On going security is really about showing due care and the only way to do this is to ensure everyone knows what is expected of them, someone knows why it is expected to be that way, and verification that things are done as expected. Doing more than this will cost you money as you end up spending more than your assets are worth, any less will leave you in a postion of liability in the event of a compromise.
The actual tools don't matter, so long as they well known. Industry standard scanner X may suck compared to this kick ass scanner your friend made... however the lost resources in defending your friend's scanner in the event of a compromise will end up costing you. Those pushing to find you liable will want to know why you didn't just use something standard and maybe not, maybe they'll just fire you under the assumption that you are dumb or took a bribe or something. Make sense?
May 12th, 2004 03:23 PM
Balls: Since this is a learning environment I will address the question regarding DNS and AD being housed together.
AD is entirely dependent upon properly configured DNS in order to be able to function correctly, (it really doesn't work without it). The problem comes when you look at a properly configured AD integrated DNS zone. There is more information there about the nitty-gritty details of your network, it's resources etc. than you can shake a stick at. You really don't want this information exposed to the public network.
This has lead to what is called Double-DNS or Split-DNS. The AD servers should be maintained _entirely_ on the trusted network since they all contain the sensitive information. All the clients should be set to get their DNS resolution from these internal AD servers.
In the DMZ should be your public DNS servers. They should contain _only_ records that pertain to your publicly available resources such as nameservers, web, ftp and mail servers, etc. Zone transfers should be enabled to only the nameservers listed in each zone.
The internal servers should be set to use forwarders. The forwarders are set to the DMZ DNS servers and for extra assurance the firewall should only allow outbound DNS from the internal DNS servers to the DMZ DNS servers, (not onwards to the public network). The DMZ DNS servers should be allowed free access through DNS to anywhere on the net and incoming DNS requests should only be allowed to the DMZ DNS servers. DNS Requests from the DMZ to the trusted network should be blocked, there's no reason for the DMZ servers to have any idea that the trusted network exists.
In this way external devices making DNS requests can only reach the DMZ and can therefore only reach publicly available information about your zone. The AD DNS servers can only make requests of the DMZ servers which keeps their DNS traffic off the public network entirely.
Finally, you can use the same domain name internally as you do publicly. The problem comes when internal users try to access external resources in the same domain. They will fail unless you place fixed records in the AD DNS zones that point to the external resource because the search will cease at the AD DNS server because it is an authoritative server for the zone.
As you can see from that, the DMZ servers contain no information that you do not want to be publicly available and they aren't allowed to even request it from the trusted network.
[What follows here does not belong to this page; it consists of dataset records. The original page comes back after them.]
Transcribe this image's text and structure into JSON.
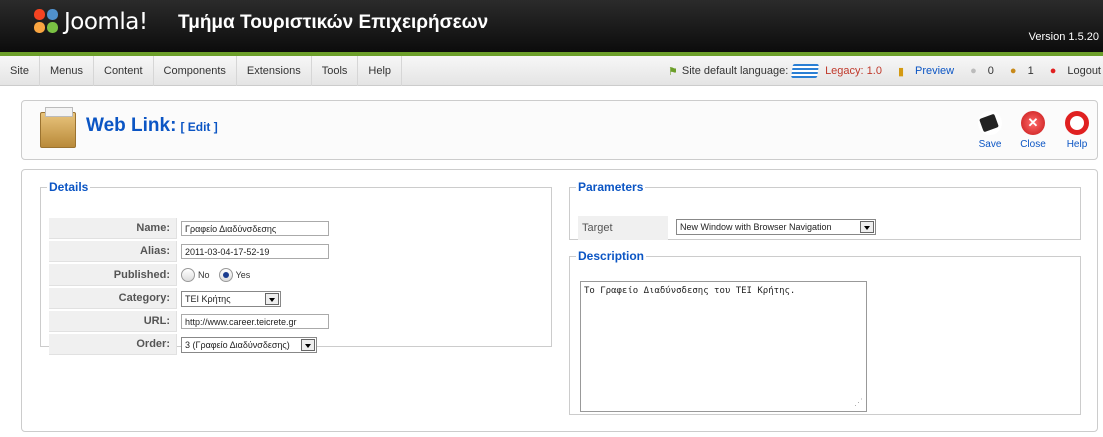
{
  "header": {
    "logo_text": "Joomla!",
    "site_title": "Τμήμα Τουριστικών Επιχειρήσεων",
    "version": "Version 1.5.20"
  },
  "menubar": {
    "items": [
      "Site",
      "Menus",
      "Content",
      "Components",
      "Extensions",
      "Tools",
      "Help"
    ],
    "language_label": "Site default language:",
    "legacy": "Legacy: 1.0",
    "preview": "Preview",
    "messages_count": "0",
    "users_count": "1",
    "logout": "Logout"
  },
  "toolbar": {
    "title": "Web Link:",
    "subtitle": "[ Edit ]",
    "save": "Save",
    "close": "Close",
    "help": "Help"
  },
  "details": {
    "legend": "Details",
    "name_label": "Name:",
    "name_value": "Γραφείο Διαδύνσδεσης",
    "alias_label": "Alias:",
    "alias_value": "2011-03-04-17-52-19",
    "published_label": "Published:",
    "published_no": "No",
    "published_yes": "Yes",
    "category_label": "Category:",
    "category_value": "ΤΕΙ Κρήτης",
    "url_label": "URL:",
    "url_value": "http://www.career.teicrete.gr",
    "order_label": "Order:",
    "order_value": "3 (Γραφείο Διαδύνσδεσης)"
  },
  "parameters": {
    "legend": "Parameters",
    "target_label": "Target",
    "target_value": "New Window with Browser Navigation"
  },
  "description": {
    "legend": "Description",
    "text": "Το Γραφείο Διαδύνσδεσης του ΤΕΙ Κρήτης."
  },
  "colors": {
    "accent_blue": "#0b55c4",
    "green_bar": "#6c9f2a",
    "legacy_red": "#c0392b"
  }
}
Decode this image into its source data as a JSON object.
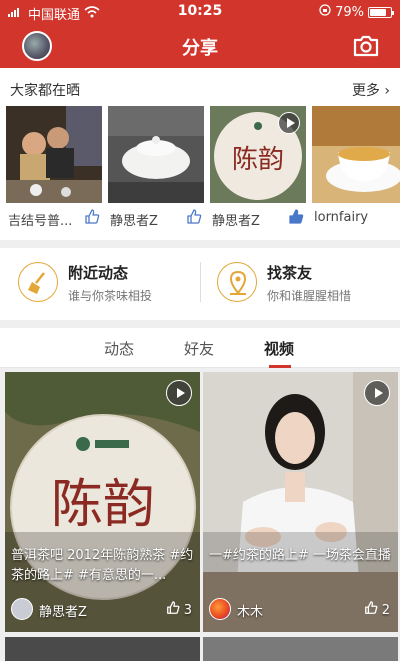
{
  "status_bar": {
    "carrier": "中国联通",
    "time": "10:25",
    "battery": "79%",
    "battery_level": 0.79
  },
  "nav": {
    "title": "分享"
  },
  "popular": {
    "heading": "大家都在晒",
    "more": "更多",
    "users": [
      {
        "name": "吉结号普..."
      },
      {
        "name": "静思者Z"
      },
      {
        "name": "静思者Z"
      },
      {
        "name": "lornfairy"
      }
    ]
  },
  "features": [
    {
      "title": "附近动态",
      "subtitle": "谁与你茶味相投",
      "icon": "broom-icon"
    },
    {
      "title": "找茶友",
      "subtitle": "你和谁腥腥相惜",
      "icon": "location-pin-icon"
    }
  ],
  "tabs": [
    {
      "label": "动态"
    },
    {
      "label": "好友"
    },
    {
      "label": "视频"
    }
  ],
  "active_tab": "视频",
  "videos": [
    {
      "caption": "普洱茶吧 2012年陈韵熟茶 #约茶的路上# #有意思的一...",
      "author": "静思者Z",
      "likes": "3"
    },
    {
      "caption": "一#约茶的路上# 一场茶会直播",
      "author": "木木",
      "likes": "2"
    }
  ],
  "colors": {
    "brand_red": "#d2352c",
    "accent_gold": "#e4a737",
    "like_blue": "#4a78c8"
  }
}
This makes it practically impossible for anyone to enumerate your internal structure using DNS.
Integrating the two on a publicly available server simply elevates your risk significantly.
Don\'t SYN us.... We\'ll SYN you.....
\"A nation that draws too broad a difference between its scholars and its warriors will have its thinking done by cowards, and its fighting done by fools.\" - Thucydides